[Web page and app entries]
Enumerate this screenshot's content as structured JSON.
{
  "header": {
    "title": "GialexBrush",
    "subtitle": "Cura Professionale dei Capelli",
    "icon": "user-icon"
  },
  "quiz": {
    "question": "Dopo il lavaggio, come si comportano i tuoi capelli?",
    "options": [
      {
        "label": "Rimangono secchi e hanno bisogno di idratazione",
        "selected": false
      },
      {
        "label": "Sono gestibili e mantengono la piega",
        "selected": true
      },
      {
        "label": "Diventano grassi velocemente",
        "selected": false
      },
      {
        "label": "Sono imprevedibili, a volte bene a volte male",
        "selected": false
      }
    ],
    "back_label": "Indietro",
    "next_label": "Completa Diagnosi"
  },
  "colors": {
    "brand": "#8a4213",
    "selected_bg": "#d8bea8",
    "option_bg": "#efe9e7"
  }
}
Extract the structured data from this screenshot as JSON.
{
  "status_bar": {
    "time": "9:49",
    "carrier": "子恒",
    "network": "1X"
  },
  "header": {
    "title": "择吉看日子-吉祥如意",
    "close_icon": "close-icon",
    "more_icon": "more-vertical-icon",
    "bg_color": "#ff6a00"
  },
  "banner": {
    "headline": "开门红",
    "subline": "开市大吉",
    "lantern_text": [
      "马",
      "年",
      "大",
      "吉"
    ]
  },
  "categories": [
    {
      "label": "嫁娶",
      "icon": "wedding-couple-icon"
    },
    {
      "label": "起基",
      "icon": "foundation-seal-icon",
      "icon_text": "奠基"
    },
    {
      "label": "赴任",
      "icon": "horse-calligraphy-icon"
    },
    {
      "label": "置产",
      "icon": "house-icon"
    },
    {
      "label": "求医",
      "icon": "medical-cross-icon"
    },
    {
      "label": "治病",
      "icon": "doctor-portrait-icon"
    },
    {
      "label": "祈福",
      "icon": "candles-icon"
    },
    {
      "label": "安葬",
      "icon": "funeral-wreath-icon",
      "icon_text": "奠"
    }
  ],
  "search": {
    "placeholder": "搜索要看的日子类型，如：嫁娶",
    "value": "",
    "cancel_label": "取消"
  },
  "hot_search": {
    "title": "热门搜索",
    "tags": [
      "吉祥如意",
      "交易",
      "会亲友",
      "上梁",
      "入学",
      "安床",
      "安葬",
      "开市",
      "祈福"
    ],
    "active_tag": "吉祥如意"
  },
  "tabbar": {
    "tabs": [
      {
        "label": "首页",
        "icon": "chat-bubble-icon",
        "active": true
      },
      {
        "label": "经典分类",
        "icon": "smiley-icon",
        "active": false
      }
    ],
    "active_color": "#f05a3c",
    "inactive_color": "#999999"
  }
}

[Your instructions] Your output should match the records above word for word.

[Answer space]
Enumerate this screenshot's content as structured JSON.
{
  "header": {
    "title": "GialexBrush",
    "subtitle": "Cura Professionale dei Capelli",
    "icon": "user-icon"
  },
  "quiz": {
    "question": "Dopo il lavaggio, come si comportano i tuoi capelli?",
    "options": [
      {
        "label": "Rimangono secchi e hanno bisogno di idratazione",
        "selected": false
      },
      {
        "label": "Sono gestibili e mantengono la piega",
        "selected": true
      },
      {
        "label": "Diventano grassi velocemente",
        "selected": false
      },
      {
        "label": "Sono imprevedibili, a volte bene a volte male",
        "selected": false
      }
    ],
    "back_label": "Indietro",
    "next_label": "Completa Diagnosi"
  },
  "colors": {
    "brand": "#8a4213",
    "selected_bg": "#d8bea8",
    "option_bg": "#efe9e7"
  }
}
Extract the structured data from this screenshot as JSON.
{
  "status_bar": {
    "time": "9:49",
    "carrier": "子恒",
    "network": "1X"
  },
  "header": {
    "title": "择吉看日子-吉祥如意",
    "close_icon": "close-icon",
    "more_icon": "more-vertical-icon",
    "bg_color": "#ff6a00"
  },
  "banner": {
    "headline": "开门红",
    "subline": "开市大吉",
    "lantern_text": [
      "马",
      "年",
      "大",
      "吉"
    ]
  },
  "categories": [
    {
      "label": "嫁娶",
      "icon": "wedding-couple-icon"
    },
    {
      "label": "起基",
      "icon": "foundation-seal-icon",
      "icon_text": "奠基"
    },
    {
      "label": "赴任",
      "icon": "horse-calligraphy-icon"
    },
    {
      "label": "置产",
      "icon": "house-icon"
    },
    {
      "label": "求医",
      "icon": "medical-cross-icon"
    },
    {
      "label": "治病",
      "icon": "doctor-portrait-icon"
    },
    {
      "label": "祈福",
      "icon": "candles-icon"
    },
    {
      "label": "安葬",
      "icon": "funeral-wreath-icon",
      "icon_text": "奠"
    }
  ],
  "search": {
    "placeholder": "搜索要看的日子类型，如：嫁娶",
    "value": "",
    "cancel_label": "取消"
  },
  "hot_search": {
    "title": "热门搜索",
    "tags": [
      "吉祥如意",
      "交易",
      "会亲友",
      "上梁",
      "入学",
      "安床",
      "安葬",
      "开市",
      "祈福"
    ],
    "active_tag": "吉祥如意"
  },
  "tabbar": {
    "tabs": [
      {
        "label": "首页",
        "icon": "chat-bubble-icon",
        "active": true
      },
      {
        "label": "经典分类",
        "icon": "smiley-icon",
        "active": false
      }
    ],
    "active_color": "#f05a3c",
    "inactive_color": "#999999"
  }
}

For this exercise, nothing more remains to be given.